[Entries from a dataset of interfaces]
/---
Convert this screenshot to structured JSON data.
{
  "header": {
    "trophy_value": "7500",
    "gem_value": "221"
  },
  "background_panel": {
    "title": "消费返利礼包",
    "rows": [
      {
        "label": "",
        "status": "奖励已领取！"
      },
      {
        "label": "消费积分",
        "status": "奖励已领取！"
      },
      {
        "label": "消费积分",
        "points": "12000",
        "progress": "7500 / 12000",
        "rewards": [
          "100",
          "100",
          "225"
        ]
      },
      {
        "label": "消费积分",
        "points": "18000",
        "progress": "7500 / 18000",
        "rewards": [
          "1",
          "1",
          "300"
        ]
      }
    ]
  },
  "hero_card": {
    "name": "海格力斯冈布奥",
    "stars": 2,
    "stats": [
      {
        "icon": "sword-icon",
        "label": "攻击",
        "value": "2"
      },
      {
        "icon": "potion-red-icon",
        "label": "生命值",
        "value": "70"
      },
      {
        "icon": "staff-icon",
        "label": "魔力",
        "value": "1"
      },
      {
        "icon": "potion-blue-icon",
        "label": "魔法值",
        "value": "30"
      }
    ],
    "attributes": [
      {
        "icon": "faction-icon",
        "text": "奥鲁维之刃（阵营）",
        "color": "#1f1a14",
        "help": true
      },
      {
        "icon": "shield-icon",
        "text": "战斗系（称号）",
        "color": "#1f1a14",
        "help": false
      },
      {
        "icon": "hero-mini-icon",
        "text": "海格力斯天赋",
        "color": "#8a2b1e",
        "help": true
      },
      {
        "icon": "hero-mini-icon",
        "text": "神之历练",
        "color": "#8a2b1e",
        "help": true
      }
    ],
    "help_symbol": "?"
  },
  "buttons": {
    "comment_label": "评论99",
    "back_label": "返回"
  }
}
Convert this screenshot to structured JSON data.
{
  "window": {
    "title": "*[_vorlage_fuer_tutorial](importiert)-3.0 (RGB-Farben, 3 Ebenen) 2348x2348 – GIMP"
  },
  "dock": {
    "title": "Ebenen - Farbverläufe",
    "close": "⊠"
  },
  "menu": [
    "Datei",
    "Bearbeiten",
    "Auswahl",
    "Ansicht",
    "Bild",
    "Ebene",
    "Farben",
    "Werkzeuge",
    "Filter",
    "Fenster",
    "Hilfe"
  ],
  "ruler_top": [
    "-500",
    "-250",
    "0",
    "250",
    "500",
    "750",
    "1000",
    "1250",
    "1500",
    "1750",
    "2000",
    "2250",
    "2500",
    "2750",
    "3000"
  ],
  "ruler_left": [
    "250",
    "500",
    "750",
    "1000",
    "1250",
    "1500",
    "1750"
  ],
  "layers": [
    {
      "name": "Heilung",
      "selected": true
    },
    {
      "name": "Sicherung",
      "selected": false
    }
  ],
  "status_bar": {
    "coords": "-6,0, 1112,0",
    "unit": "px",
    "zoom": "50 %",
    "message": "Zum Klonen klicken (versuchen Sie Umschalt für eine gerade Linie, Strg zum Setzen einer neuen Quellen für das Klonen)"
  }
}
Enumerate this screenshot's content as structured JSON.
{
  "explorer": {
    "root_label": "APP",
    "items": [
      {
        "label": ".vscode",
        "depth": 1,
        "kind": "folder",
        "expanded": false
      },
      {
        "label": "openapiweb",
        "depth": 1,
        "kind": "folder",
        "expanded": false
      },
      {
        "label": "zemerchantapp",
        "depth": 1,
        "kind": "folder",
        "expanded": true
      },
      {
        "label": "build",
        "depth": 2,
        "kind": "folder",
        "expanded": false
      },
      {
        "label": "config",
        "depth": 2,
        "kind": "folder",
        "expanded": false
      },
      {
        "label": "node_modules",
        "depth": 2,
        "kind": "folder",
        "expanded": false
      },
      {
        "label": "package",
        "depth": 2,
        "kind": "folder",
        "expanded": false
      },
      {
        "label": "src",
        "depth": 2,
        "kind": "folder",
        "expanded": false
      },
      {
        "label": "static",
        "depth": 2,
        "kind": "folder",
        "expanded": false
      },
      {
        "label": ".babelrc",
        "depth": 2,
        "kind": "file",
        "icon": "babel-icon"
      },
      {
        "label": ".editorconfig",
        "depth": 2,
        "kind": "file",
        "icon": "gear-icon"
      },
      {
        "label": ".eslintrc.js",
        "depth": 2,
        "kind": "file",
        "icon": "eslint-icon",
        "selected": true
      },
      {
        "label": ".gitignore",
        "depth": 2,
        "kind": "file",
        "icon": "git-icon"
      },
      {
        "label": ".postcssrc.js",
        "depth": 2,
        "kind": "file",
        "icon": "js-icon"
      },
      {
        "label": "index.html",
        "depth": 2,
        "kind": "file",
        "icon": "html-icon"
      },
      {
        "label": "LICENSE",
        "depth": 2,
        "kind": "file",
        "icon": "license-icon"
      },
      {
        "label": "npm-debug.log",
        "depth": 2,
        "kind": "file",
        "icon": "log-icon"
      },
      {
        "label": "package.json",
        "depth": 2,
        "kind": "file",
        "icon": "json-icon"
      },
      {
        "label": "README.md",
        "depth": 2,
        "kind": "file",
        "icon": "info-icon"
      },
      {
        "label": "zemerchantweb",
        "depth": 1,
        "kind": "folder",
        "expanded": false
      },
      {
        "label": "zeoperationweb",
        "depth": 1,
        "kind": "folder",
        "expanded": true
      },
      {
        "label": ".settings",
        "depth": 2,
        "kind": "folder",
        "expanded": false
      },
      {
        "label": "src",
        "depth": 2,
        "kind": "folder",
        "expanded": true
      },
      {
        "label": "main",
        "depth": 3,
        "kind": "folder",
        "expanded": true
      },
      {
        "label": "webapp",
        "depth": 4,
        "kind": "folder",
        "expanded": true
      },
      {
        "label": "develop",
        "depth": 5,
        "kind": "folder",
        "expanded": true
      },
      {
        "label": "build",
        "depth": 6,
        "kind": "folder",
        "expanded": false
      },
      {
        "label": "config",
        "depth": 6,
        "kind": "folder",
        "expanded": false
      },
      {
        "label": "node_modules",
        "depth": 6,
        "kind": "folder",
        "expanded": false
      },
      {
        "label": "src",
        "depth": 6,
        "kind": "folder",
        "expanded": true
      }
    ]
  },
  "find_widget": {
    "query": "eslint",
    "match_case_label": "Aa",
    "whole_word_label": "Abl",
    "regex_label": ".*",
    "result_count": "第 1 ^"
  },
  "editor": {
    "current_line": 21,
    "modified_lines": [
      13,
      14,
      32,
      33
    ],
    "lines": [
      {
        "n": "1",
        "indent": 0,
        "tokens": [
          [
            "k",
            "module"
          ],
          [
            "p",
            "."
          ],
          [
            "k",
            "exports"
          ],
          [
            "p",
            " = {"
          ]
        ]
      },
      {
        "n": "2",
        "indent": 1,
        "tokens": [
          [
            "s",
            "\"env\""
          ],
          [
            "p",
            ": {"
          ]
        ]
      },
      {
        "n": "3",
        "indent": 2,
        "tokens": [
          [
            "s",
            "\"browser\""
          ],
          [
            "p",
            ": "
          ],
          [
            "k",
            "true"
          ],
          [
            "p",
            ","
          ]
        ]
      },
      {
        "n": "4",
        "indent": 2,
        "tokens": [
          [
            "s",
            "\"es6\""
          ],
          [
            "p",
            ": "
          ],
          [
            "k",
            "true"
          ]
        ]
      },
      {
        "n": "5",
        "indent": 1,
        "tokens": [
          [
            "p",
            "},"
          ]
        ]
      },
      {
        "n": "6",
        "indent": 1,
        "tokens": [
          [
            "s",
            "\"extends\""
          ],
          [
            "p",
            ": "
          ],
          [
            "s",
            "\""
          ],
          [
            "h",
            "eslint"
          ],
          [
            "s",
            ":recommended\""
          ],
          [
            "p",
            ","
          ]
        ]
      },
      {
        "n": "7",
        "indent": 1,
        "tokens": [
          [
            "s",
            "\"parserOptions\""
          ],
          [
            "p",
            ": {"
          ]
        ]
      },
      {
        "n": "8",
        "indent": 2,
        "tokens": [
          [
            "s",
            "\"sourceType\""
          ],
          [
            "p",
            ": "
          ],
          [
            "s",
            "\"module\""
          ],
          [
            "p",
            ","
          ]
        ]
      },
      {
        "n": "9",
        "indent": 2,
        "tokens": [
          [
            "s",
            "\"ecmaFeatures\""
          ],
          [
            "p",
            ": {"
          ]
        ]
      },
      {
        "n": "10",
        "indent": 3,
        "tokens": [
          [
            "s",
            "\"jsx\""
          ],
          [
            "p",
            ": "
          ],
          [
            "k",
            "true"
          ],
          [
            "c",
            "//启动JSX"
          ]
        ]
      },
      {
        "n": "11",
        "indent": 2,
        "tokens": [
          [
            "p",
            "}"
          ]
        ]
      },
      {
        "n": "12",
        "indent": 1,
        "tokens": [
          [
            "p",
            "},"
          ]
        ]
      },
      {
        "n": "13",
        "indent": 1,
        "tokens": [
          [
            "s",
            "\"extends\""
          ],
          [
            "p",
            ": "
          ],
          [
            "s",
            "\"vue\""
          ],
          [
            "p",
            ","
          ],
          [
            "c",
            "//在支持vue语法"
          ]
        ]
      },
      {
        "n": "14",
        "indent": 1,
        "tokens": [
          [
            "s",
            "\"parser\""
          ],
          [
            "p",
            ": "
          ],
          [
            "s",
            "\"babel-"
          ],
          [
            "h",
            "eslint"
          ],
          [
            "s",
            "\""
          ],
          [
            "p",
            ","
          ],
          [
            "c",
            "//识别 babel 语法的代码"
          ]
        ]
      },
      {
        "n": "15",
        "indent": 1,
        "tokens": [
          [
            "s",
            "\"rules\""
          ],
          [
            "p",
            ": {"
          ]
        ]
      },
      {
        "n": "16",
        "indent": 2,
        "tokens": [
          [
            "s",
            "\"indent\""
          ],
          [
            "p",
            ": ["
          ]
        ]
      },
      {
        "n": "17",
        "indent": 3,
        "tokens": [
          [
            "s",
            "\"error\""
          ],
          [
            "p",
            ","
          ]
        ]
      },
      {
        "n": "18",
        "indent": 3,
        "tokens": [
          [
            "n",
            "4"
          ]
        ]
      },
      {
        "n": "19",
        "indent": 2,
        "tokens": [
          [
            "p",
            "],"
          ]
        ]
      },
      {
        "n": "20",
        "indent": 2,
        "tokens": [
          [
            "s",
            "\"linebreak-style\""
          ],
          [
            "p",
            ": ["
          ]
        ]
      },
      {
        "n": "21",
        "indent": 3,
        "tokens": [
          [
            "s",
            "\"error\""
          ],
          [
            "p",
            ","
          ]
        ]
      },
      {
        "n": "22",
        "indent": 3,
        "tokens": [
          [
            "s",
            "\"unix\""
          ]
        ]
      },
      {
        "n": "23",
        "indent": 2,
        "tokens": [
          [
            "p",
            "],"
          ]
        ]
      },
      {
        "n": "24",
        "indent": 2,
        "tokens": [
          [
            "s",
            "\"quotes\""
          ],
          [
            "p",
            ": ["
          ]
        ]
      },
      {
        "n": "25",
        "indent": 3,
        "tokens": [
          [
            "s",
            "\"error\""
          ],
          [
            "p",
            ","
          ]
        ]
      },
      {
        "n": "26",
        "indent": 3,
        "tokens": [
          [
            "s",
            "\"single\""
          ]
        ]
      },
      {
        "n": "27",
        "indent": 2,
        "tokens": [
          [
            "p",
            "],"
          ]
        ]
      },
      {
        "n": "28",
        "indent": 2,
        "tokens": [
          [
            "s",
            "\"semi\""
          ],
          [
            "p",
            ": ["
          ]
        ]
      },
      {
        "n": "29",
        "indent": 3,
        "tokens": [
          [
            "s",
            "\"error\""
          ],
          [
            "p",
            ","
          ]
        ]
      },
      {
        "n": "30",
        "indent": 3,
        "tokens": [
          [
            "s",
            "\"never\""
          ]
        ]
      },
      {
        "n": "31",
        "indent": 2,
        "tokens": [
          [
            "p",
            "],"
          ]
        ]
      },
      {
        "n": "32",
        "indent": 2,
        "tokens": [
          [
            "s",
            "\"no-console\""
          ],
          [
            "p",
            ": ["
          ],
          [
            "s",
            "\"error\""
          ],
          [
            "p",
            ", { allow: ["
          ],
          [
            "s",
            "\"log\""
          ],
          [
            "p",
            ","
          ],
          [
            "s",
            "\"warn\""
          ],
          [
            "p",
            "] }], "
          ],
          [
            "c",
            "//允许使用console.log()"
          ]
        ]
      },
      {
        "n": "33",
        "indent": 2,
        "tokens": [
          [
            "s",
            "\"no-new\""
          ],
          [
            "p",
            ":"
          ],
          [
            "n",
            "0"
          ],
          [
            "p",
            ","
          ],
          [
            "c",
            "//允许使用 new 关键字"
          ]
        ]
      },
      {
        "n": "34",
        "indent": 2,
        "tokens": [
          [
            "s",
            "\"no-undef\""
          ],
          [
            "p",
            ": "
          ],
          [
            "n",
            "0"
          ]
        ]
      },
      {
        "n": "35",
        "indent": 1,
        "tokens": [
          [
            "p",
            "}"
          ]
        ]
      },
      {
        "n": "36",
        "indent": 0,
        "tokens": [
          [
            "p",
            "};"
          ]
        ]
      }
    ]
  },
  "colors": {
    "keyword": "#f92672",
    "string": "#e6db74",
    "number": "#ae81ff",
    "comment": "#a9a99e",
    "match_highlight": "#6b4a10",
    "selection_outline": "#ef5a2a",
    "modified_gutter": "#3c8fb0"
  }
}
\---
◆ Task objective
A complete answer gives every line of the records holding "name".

◆ Response for this exercise
    "name": "海格力斯冈布奥",
      "name": "Heilung",
      "name": "Sicherung",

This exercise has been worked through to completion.